In this case, it seems clear that Lee would have conclusively won. Lee’s ELO rating is said to be 3500, and DeepMind’s assessment of AlphaGo’s ELO rating is about 3200. This suggests that the chance of AlphaGo FH winning 3 games is about 1 in 150, i.e. very small. Advantage, Lee.
Base rate Conclusions
While the base rate does not conclusively favor either party, I would suggest that we learnt a few important things. Firstly, experts think AlphaGo stands a chance. Secondly, that companies do sometimes commit too early. Thirdly, Lee would thrash AlphaGo FH. I’d put our base rate at about 60-70% to Lee.
But we know that DeepMind will not have been sitting on their hands for the last 6 months. Improvements will have been made, and probably at an incredible rate. After all, DeepMind has some of the best people in the field, and given the potential publicity, I’m sure Larry was willing to open his wallet for some extra people and fancy hardware.
The new version of AlphaGo, which I’m going to call AlphaGo LS, is going to be considerably more powerful than the original. Estimating how much more is tricky – this is certainly the part that I feel least comfortable about.
To try to get a feel for progress, we can look back at the improvements in DQN on Atari games (the other DeepMind Nature paper) after it reached human level performance.
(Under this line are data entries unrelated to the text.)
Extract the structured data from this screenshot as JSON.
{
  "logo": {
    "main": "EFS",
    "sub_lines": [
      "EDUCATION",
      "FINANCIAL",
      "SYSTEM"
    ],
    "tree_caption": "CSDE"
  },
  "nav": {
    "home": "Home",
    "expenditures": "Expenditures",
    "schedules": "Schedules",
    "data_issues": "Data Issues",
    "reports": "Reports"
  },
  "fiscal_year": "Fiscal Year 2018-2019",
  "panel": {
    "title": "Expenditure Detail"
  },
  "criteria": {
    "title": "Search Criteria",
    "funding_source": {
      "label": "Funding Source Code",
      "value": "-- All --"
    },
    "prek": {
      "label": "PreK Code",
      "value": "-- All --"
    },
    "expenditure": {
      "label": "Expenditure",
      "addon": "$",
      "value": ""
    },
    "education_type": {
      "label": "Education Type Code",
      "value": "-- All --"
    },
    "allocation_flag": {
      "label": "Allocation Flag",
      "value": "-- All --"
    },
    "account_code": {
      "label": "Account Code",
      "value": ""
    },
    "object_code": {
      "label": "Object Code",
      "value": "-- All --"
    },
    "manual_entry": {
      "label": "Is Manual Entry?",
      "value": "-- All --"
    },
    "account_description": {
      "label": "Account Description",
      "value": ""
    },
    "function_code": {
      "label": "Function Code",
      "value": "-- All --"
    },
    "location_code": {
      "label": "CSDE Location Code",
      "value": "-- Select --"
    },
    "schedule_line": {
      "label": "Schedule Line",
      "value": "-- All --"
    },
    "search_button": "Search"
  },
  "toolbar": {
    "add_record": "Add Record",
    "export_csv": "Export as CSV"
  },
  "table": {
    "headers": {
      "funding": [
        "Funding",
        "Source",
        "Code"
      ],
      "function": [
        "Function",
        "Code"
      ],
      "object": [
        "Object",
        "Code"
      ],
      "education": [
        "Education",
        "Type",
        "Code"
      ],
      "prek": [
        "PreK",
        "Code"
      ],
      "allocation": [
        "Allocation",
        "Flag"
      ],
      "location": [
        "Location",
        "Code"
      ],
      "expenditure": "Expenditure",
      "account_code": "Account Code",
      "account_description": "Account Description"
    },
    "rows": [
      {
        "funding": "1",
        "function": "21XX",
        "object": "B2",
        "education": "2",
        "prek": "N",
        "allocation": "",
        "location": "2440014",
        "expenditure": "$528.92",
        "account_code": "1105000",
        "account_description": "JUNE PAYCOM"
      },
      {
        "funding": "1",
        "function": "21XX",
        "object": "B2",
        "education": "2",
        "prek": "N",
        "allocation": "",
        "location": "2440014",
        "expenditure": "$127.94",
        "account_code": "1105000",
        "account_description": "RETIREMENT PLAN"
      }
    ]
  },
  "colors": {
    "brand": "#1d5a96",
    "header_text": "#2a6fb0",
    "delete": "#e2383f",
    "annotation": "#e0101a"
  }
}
Within a year, it reached superhuman performance in considerably more games than in the original paper. This suggests that human-level performance is not a particularly important metric, at least for the uncaring universe, and we shouldn’t anticipate further improvements beyond AlphaGo FH to be significantly harder for DeepMind.
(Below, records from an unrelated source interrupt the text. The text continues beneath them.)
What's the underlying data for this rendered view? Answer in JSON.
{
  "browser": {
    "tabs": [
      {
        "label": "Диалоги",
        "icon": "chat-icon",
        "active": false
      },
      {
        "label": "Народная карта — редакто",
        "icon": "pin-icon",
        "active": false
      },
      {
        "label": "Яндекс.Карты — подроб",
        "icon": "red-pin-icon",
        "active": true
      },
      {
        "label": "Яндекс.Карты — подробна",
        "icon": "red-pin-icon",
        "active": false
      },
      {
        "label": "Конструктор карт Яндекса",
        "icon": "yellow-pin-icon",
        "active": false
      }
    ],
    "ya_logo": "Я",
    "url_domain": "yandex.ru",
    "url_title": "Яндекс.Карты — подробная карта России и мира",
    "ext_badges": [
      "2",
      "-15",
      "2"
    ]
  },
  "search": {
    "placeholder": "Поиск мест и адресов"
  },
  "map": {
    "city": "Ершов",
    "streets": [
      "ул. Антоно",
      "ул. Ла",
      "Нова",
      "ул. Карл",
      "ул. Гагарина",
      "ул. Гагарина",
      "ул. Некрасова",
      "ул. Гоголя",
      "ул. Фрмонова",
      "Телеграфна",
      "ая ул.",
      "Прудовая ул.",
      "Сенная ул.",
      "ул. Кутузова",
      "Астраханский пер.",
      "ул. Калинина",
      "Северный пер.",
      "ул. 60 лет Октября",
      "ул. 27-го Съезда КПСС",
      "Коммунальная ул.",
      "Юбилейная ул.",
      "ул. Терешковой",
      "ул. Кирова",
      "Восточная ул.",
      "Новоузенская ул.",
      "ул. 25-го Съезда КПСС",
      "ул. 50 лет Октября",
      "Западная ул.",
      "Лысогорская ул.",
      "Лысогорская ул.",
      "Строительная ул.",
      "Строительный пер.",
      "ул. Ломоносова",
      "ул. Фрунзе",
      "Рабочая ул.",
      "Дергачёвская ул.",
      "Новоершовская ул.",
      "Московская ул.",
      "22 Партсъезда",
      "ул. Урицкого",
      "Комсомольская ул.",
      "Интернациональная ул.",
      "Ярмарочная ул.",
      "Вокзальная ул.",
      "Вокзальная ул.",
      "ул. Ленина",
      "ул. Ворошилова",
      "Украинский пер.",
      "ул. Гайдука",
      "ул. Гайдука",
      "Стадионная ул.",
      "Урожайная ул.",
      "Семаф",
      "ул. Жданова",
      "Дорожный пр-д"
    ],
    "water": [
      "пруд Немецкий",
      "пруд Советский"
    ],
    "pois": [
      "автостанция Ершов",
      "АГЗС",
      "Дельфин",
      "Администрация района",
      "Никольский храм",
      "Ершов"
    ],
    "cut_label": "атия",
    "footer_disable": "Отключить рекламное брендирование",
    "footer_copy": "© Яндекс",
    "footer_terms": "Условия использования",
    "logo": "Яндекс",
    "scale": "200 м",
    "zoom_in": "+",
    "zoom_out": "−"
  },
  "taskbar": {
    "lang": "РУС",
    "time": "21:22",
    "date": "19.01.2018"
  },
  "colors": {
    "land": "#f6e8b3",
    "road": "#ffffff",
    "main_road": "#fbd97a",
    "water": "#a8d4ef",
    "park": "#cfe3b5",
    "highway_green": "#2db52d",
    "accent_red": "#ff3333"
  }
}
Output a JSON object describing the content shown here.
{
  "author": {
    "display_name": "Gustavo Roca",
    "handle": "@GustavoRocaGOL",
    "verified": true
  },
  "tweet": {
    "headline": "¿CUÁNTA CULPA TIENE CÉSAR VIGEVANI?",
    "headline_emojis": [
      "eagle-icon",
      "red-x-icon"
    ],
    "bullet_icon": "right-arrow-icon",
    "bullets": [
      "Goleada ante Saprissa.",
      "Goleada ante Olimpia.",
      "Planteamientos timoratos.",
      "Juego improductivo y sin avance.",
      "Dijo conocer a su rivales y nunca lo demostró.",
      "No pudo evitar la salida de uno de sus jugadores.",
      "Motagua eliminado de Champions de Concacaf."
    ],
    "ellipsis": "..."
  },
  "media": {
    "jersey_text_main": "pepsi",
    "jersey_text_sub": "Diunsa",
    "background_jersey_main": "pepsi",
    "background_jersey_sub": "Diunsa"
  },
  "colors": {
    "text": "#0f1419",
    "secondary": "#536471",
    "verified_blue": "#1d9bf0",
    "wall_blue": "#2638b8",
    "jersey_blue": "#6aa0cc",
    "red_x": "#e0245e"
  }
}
Given the performance increases they have seen over the 18 months of the project; from the best previous algorithm, Crazy Stone (ELO ~2000), to AlphaGo FH (ELO ~3200) we can estimate the progress to be about ~400 ELO points per 6 months.
If we speculate on where this might come from, I’d guess that larger volumes of training data, more self-play and further algorithmic optimization combined could give something like this improvement.
Drawing on a thoughtful discussion by Miles Brundage, it seems clear that there are diminishing returns available by continuing to increase the hardware power available. That being said, it still seems that there is some improvement possible by cranking the number of computations.
Looking at the matches against Fan Hui, it seems that AlphaGo did better when given more time. In the games against Lee, the rules allow for more time. I’m also imagining that the hardware will be twice as powerful (an arbitrary guess). I’d peg the combination of these two parts to give an extra 100 ELO points for AlphaGo LS on AlphaGo FH.
Given all of this, where do the stones fall? Lee Sedol has an ELO rating of 3500, and AlphaGo FH had an ELO rating of about 3200. From our reasoning, we conclude that the AlphaGo LS is likely to have an ELO of 500 points higher than AlphaGo FH, resulting in a rating of 3700, giving it an 80% chance of winning against Lee. This would lead to a 4-1 outcome for AlphaGo.
Given our uncertainty in algorithmic progress and in the hardware that DeepMind will actually use, we might anticipate this moving even further in AlphaGo’s favour. But, because of our base rate estimates, we’d like to hedge down somewhat. I think that the most likely outcome is for AlphaGo to win 4-1, but 3-2 is more likely than 5-0. Let’s see what happens.
Thanks to Nick Robinson, Alessandra Staglianò, Jess Riedel, Andrew Brookes and Aida Mehonic for discussion and editing.
Update: AlphaGo wins the series 4-1.